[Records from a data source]
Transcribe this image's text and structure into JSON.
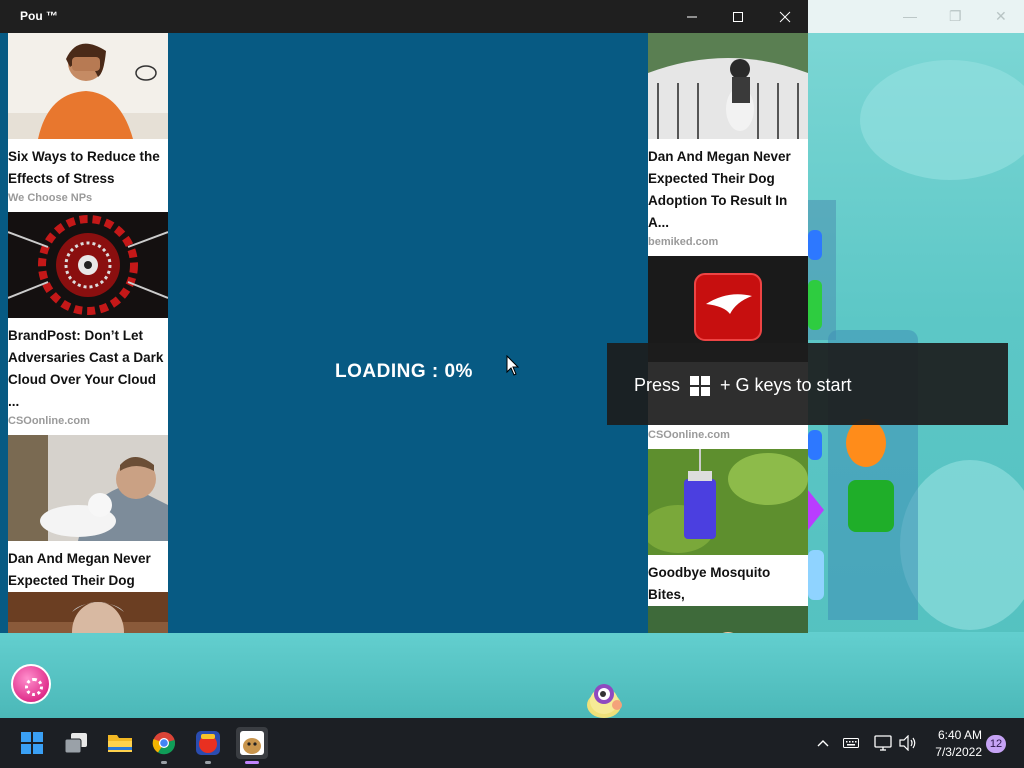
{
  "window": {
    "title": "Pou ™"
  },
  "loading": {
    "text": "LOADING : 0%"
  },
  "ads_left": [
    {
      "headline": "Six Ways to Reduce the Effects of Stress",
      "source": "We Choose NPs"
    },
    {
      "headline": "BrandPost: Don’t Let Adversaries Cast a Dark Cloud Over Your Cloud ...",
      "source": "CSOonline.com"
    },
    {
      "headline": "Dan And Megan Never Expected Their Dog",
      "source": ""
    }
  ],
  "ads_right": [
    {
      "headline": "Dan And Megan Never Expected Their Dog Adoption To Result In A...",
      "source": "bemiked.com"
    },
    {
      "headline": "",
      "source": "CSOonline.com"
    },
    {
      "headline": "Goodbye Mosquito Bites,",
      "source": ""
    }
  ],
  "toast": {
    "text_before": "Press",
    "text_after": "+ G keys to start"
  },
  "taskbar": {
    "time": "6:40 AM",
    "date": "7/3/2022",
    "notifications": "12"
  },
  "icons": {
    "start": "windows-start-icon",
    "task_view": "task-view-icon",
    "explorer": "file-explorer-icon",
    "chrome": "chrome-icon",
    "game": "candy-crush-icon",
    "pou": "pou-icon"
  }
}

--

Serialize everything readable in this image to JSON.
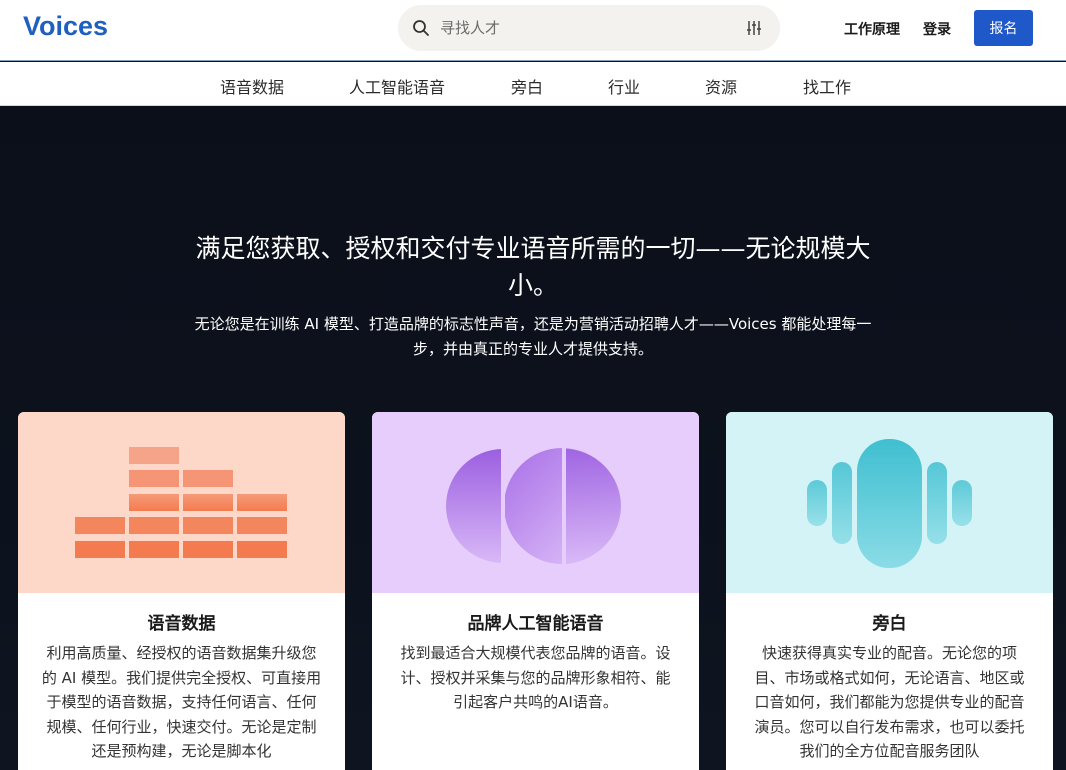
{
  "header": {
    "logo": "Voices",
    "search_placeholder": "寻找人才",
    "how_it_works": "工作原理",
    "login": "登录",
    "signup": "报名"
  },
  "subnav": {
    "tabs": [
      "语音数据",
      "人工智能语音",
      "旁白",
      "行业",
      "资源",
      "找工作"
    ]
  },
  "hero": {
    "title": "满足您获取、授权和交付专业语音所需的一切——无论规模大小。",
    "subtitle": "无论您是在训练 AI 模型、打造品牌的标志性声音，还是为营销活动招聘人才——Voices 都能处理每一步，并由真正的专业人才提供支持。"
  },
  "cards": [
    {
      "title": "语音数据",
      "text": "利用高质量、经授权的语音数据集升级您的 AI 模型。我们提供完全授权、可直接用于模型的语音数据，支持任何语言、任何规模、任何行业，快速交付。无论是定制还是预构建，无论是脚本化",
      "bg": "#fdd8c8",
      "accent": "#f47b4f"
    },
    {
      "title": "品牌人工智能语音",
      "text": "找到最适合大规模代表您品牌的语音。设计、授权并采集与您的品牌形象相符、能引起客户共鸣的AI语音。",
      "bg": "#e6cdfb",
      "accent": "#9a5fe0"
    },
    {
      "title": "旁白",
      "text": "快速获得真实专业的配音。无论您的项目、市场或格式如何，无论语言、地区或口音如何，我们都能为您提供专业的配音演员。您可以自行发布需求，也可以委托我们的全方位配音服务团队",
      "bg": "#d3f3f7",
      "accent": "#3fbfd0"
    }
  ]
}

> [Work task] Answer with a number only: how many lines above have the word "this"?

> [Answer to the exercise] 2